At what price?
However, the most astonishing thing about the magazine's launch is the pure paranoia that it has created. Ask Condé Nast about the cover price and the publishing house reacts as if Tehran's mullahs are being questioned about Iran's nuclear weapons program. It's enough to make one want to shout: It's only a magazine! It'll probably cost €1.50 to start. At least that's what the seemingly concerned competition says.
Editors at established German magazines like Bunte, Gala, and Max, are all a bit afraid ahead of the new launch. Gruner + Jahr has started a huge advertising campaign for both Stern and Park Avenue.
Andreas Petzold, who is joint editor-in-chief with Thomas Osterkorn at Stern, has temporarily taken over the helm of Park Avenue, the lifestyle publication started only in 2005. Stern is also supposedly planning to run more celebrity coverage. There were also accusations that one journalist spied on what Vanity Fair was planning. And rumors abound that Gruner + Jahr is already working on a magazine in case Vanity Fair is successful. The working title sounds like something Poschardt would come up with: Neues Deutschland or New Germany.
But times are good for journalists. Rainer Schmidt, Poschardt's deputy at Vanity Fair, used to have the same job at Park Avenue. Alexander von Schönburg, the unsuccessful former editor-in-chief at Park Avenue will also soon join the magazine's staff. That even Michel Friedman, a controversial and once publicly disgraced German television personality, is onboard isn't particularly encouraging. He's supposed to report and write. Suddenly, anything seems possible.
Sorbet and appetizers
Poschardt would like to have plenty of glamour in his magazine. But glamour is a limited commodity in Germany. America has Hollywood. The German film industry just doesn't have the same star power. Poschardt would also like to mix politics and glamour. The Berlin Republic is become more glamorous all the time, he believes. The way German politicians are packaged can be improved upon.
There's already a story on the glamour of Germany's often downright dowdy Social Democratic Party (SPD) in the works. Poschardt has spoken with German Chancellor Angela Merkel and a few days ago Berlin's Mayor Klaus Wowereit, known in the German capital for his love of the spotlight, came by his office. Perhaps they'll do something together. Perhaps a photo spread.
In the current issue of the US Vanity Fair, Washington's powerbrokers are stylized in photos. Poschardt could do the same with Berlin's powerbrokers. Glamour for Germany's rather drab government ministers and party leaders. "Theoretically, glamour is simply another concept of reality. But the Germans believe it's a type of anti-reality," says Poschardt.

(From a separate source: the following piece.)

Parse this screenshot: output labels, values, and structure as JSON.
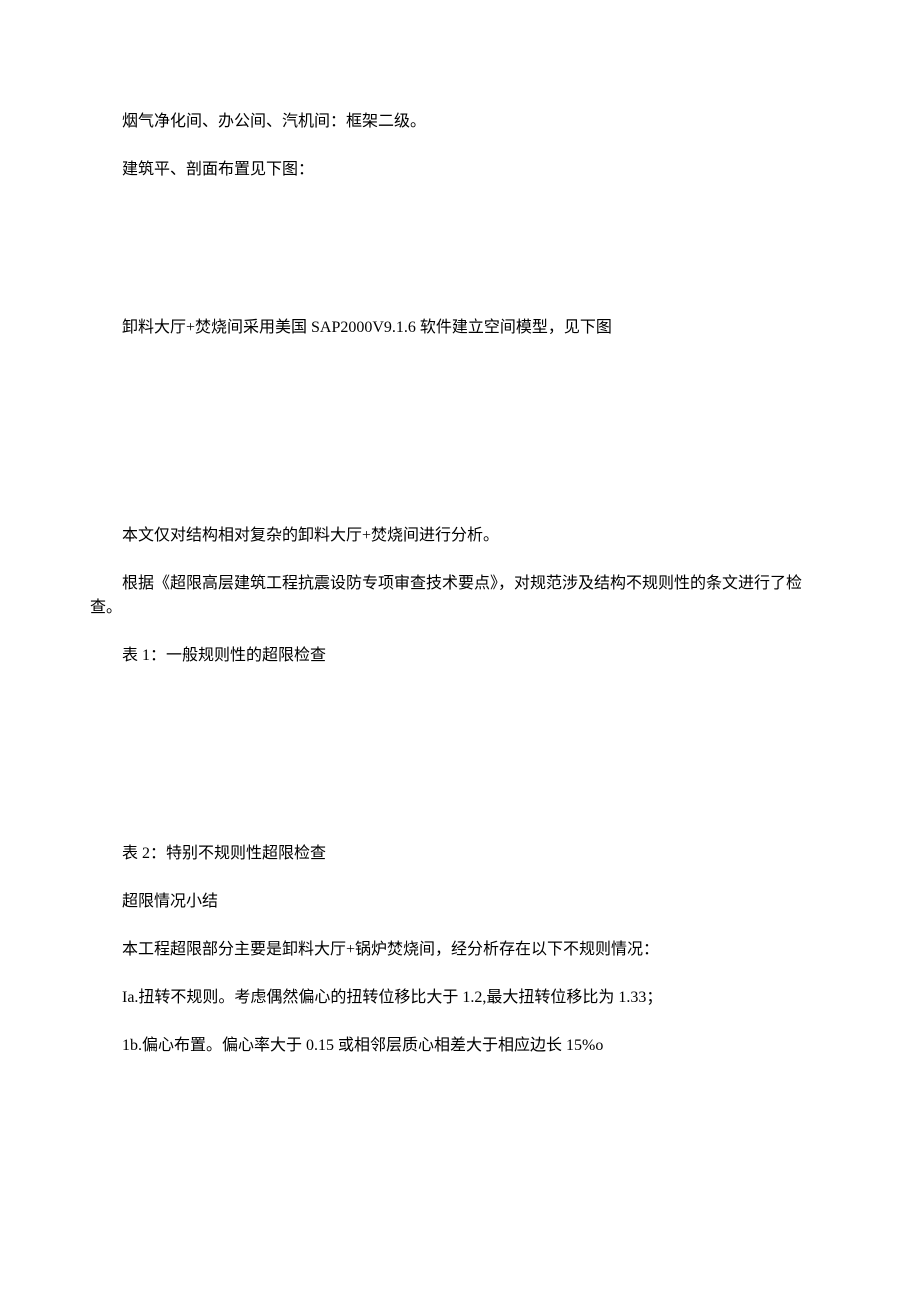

Outside the window, in the new Berlin, in the new Germany, it starts to snow. The publisher says Vanity Fair is meant to become the magazine of choice for the "new achieving elites." Poschardt explains his target group so: "It's about movers and shakers."
The first cover on Thursday will show a man. Presumably a mover and shaker. Sorbet will be served. And appetizers.